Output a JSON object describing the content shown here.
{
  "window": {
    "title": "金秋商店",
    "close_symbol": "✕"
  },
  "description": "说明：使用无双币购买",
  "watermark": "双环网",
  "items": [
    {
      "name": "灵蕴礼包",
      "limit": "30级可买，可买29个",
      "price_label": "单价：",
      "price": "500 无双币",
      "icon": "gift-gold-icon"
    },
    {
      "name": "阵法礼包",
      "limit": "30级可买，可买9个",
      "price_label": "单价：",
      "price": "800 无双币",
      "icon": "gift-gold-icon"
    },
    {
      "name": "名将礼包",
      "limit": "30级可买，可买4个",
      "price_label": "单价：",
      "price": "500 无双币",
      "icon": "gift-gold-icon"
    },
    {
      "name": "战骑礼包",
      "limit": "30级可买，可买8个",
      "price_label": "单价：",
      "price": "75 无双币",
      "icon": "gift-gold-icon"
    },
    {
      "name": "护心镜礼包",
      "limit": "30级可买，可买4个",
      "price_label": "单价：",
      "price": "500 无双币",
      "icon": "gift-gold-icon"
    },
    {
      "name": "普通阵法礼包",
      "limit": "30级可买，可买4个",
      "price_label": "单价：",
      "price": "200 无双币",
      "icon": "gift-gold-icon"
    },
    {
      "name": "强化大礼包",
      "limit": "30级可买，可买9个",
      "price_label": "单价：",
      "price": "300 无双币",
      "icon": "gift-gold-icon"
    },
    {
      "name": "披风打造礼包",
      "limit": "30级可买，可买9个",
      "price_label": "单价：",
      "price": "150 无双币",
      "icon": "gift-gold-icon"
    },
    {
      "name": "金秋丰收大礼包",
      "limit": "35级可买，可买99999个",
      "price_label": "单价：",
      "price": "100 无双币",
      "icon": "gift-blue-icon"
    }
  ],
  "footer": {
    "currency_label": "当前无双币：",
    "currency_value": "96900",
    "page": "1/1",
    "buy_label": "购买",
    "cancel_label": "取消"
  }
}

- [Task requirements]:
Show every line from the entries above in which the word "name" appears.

- [Solved exercise]:
      "name": "灵蕴礼包",
      "name": "阵法礼包",
      "name": "名将礼包",
      "name": "战骑礼包",
      "name": "护心镜礼包",
      "name": "普通阵法礼包",
      "name": "强化大礼包",
      "name": "披风打造礼包",
      "name": "金秋丰收大礼包",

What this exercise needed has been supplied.